Objective.—To evaluate delivery outcome in women who used drugs for migraine during pregnancy with special reference to sumatriptan.
Background.—The safety of the use of drugs for migraine during pregnancy is not established.
Design and Methods.—Using the Swedish Medical Birth Registry which contains information on drug use reported by women at the first antenatal visit, 912 infants (born in 905 deliveries) whose mothers had used drugs for migraine were identified, the majority of whom (n = 658) had used sumatriptan.
Results.—These women differed from the general population of women who had delivered by being older and more often of first parity, but they had similar smoking habits. Slightly more often, the infants were preterm, and they had a birth weight less than 2500 g; neither of these effects were statistically significant. There seemed to be no difference between infants exposed to sumatriptan and those exposed to other drugs used for migraine. No increase in the rate of congenital malformations was seen.

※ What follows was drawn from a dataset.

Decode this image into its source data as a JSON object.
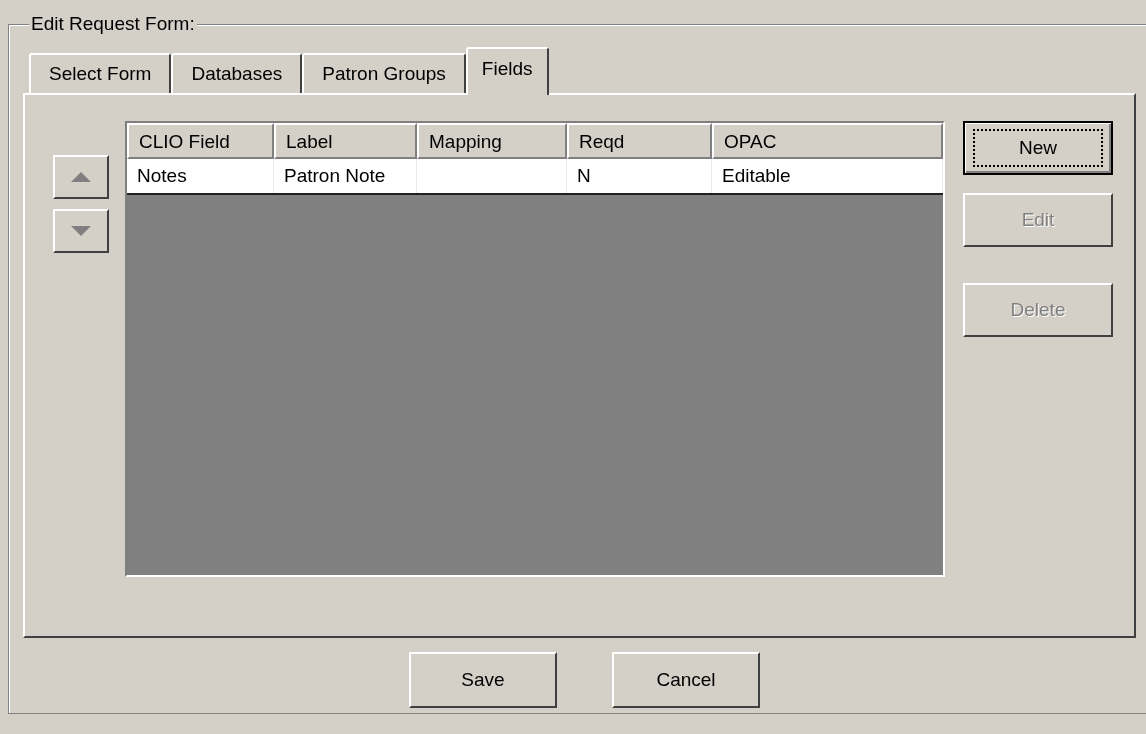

Conclusions.—The data indicate that use of sumatriptan in early pregnancy does not result in a large increase in teratogenic risk, but do not rule out the possibility of a moderate increase in risk for a specific birth defect.